Galangal (Alpinia galanga) is a spicy root herb closely resembling ginger. The root is native to the warm, tropical regions of Asia and is used widely in Asian cuisine in both its fresh and dried form. The above-ground galangal plants grow to a mature height of 6 to 7 feet with upright, narrow foliage growing on brown to orange, fleshy stems. The plant blooms with very small, greenish white, red-veined flowers followed by red berries. You can propagate new galangal with soft cuttings taken from the stems, as cited in National Geographic's "Edible."
Prepare a small pot for planting by filling with a cutting starter mix. Pour about an inch of rooting hormone in a plastic cup.
Cut small sections of fleshy stems from galangal using a sharp scissors. Remove any leaves from the lower half of the stem.
Insert a pencil at a depth of about 2 inches to create planting holes for the cuttings. Dip the base of the cuttings into the rooting hormone, and plant immediately in individual planting holes.
Firm the soil around the cuttings and water well. Place the pot in a large, clear plastic bag. Insert a chopstick in the pot to help hold the bag up. Close the top with a rubber band. This will help to create a greenhouse effect.
Place the pot in a warm, bright area out of direct sunlight. Open the bag every three to four days and water enough to keep soil moist. Cuttings generally root within a few weeks.
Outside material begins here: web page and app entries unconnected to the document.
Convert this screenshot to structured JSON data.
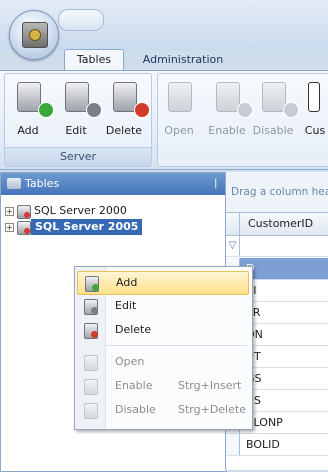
{
  "ribbon": {
    "tabs": [
      {
        "label": "Tables"
      },
      {
        "label": "Administration"
      }
    ],
    "server_group": {
      "label": "Server",
      "buttons": [
        {
          "label": "Add",
          "icon": "add-server-icon"
        },
        {
          "label": "Edit",
          "icon": "edit-server-icon"
        },
        {
          "label": "Delete",
          "icon": "delete-server-icon"
        }
      ]
    },
    "actions_group": {
      "buttons": [
        {
          "label": "Open",
          "icon": "open-table-icon"
        },
        {
          "label": "Enable",
          "icon": "enable-table-icon"
        },
        {
          "label": "Disable",
          "icon": "disable-table-icon"
        },
        {
          "label": "Cus",
          "icon": "customize-icon"
        }
      ]
    }
  },
  "tables_pane": {
    "title": "Tables",
    "pin_glyph": "❘",
    "tree": [
      {
        "label": "SQL Server 2000",
        "expander": "+",
        "selected": false
      },
      {
        "label": "SQL Server 2005",
        "expander": "+",
        "selected": true
      }
    ]
  },
  "grid": {
    "drag_hint": "Drag a column head",
    "column_header": "CustomerID",
    "filter_glyph": "▽",
    "rows": [
      "D",
      "KI",
      "TR",
      "ON",
      "UT",
      "GS",
      "US",
      "BLONP",
      "BOLID"
    ]
  },
  "context_menu": {
    "items": [
      {
        "label": "Add",
        "shortcut": "",
        "enabled": true,
        "highlighted": true,
        "icon": "add-icon"
      },
      {
        "label": "Edit",
        "shortcut": "",
        "enabled": true,
        "highlighted": false,
        "icon": "edit-icon"
      },
      {
        "label": "Delete",
        "shortcut": "",
        "enabled": true,
        "highlighted": false,
        "icon": "delete-icon"
      },
      {
        "label": "Open",
        "shortcut": "",
        "enabled": false,
        "highlighted": false,
        "icon": "open-icon"
      },
      {
        "label": "Enable",
        "shortcut": "Strg+Insert",
        "enabled": false,
        "highlighted": false,
        "icon": "enable-icon"
      },
      {
        "label": "Disable",
        "shortcut": "Strg+Delete",
        "enabled": false,
        "highlighted": false,
        "icon": "disable-icon"
      }
    ]
  },
  "colors": {
    "pane_header": "#4475b9",
    "tree_selection": "#3569b3",
    "menu_highlight": "#ffe08a",
    "grid_selection": "#7d9fd3"
  }
}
Transplant to a shaded spot in the garden with moist, fertile soil. Galangal grows bets in warm, tropical weather. Harvest the root when the leaves yellow and die.
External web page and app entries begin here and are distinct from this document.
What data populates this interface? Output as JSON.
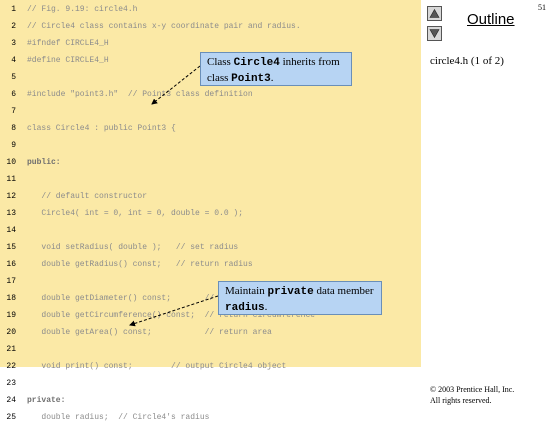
{
  "page_number": "51",
  "outline": {
    "title": "Outline",
    "subtitle": "circle4.h (1 of 2)",
    "up_icon": "triangle-up-icon",
    "down_icon": "triangle-down-icon"
  },
  "copyright": {
    "line1": "© 2003 Prentice Hall, Inc.",
    "line2": "All rights reserved."
  },
  "code_lines": [
    {
      "num": "1",
      "text": "// Fig. 9.19: circle4.h",
      "bold": false
    },
    {
      "num": "2",
      "text": "// Circle4 class contains x-y coordinate pair and radius.",
      "bold": false
    },
    {
      "num": "3",
      "text": "#ifndef CIRCLE4_H",
      "bold": false
    },
    {
      "num": "4",
      "text": "#define CIRCLE4_H",
      "bold": false
    },
    {
      "num": "5",
      "text": "",
      "bold": false
    },
    {
      "num": "6",
      "text": "#include \"point3.h\"  // Point3 class definition",
      "bold": false
    },
    {
      "num": "7",
      "text": "",
      "bold": false
    },
    {
      "num": "8",
      "text": "class Circle4 : public Point3 {",
      "bold": false
    },
    {
      "num": "9",
      "text": "",
      "bold": false
    },
    {
      "num": "10",
      "text": "public:",
      "bold": true
    },
    {
      "num": "11",
      "text": "",
      "bold": false
    },
    {
      "num": "12",
      "text": "   // default constructor",
      "bold": false
    },
    {
      "num": "13",
      "text": "   Circle4( int = 0, int = 0, double = 0.0 );",
      "bold": false
    },
    {
      "num": "14",
      "text": "",
      "bold": false
    },
    {
      "num": "15",
      "text": "   void setRadius( double );   // set radius",
      "bold": false
    },
    {
      "num": "16",
      "text": "   double getRadius() const;   // return radius",
      "bold": false
    },
    {
      "num": "17",
      "text": "",
      "bold": false
    },
    {
      "num": "18",
      "text": "   double getDiameter() const;       // return diameter",
      "bold": false
    },
    {
      "num": "19",
      "text": "   double getCircumference() const;  // return circumference",
      "bold": false
    },
    {
      "num": "20",
      "text": "   double getArea() const;           // return area",
      "bold": false
    },
    {
      "num": "21",
      "text": "",
      "bold": false
    },
    {
      "num": "22",
      "text": "   void print() const;        // output Circle4 object",
      "bold": false
    },
    {
      "num": "23",
      "text": "",
      "bold": false
    },
    {
      "num": "24",
      "text": "private:",
      "bold": true
    },
    {
      "num": "25",
      "text": "   double radius;  // Circle4's radius",
      "bold": false
    }
  ],
  "callouts": [
    {
      "pre": "Class ",
      "code": "Circle4",
      "mid": " inherits from class ",
      "code2": "Point3",
      "post": "."
    },
    {
      "pre": "Maintain ",
      "code": "private",
      "mid": " data member ",
      "code2": "radius",
      "post": "."
    }
  ]
}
Galangal is widely used as medicinal herb for its antibacterial properties. Galangal roots helps to prevent nausea and is also used as a body deodoriser, according to "Edible."